**Problem to solve**
Each line that has the string "name" must be copied from the records below.

**Provided entries**
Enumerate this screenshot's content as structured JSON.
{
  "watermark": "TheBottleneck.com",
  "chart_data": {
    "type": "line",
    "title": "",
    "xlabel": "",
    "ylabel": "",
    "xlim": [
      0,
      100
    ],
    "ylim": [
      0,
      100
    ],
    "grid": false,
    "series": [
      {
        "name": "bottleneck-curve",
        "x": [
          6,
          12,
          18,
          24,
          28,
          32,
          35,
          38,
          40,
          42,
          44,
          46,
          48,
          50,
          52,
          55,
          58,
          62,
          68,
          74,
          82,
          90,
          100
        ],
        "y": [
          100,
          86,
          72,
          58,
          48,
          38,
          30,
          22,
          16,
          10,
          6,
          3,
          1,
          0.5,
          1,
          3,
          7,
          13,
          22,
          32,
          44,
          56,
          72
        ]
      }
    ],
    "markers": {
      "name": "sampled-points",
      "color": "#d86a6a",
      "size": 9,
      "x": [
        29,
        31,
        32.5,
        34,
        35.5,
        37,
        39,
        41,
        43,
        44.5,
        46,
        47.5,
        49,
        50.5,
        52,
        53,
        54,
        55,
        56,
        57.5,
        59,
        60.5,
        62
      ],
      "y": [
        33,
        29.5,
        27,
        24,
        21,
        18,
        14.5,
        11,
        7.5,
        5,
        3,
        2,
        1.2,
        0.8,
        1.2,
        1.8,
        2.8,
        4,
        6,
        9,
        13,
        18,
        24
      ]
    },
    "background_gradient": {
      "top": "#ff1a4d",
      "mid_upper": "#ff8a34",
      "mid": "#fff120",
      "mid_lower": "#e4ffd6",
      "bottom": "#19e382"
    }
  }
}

**Exercise response**
        "name": "bottleneck-curve",
      "name": "sampled-points",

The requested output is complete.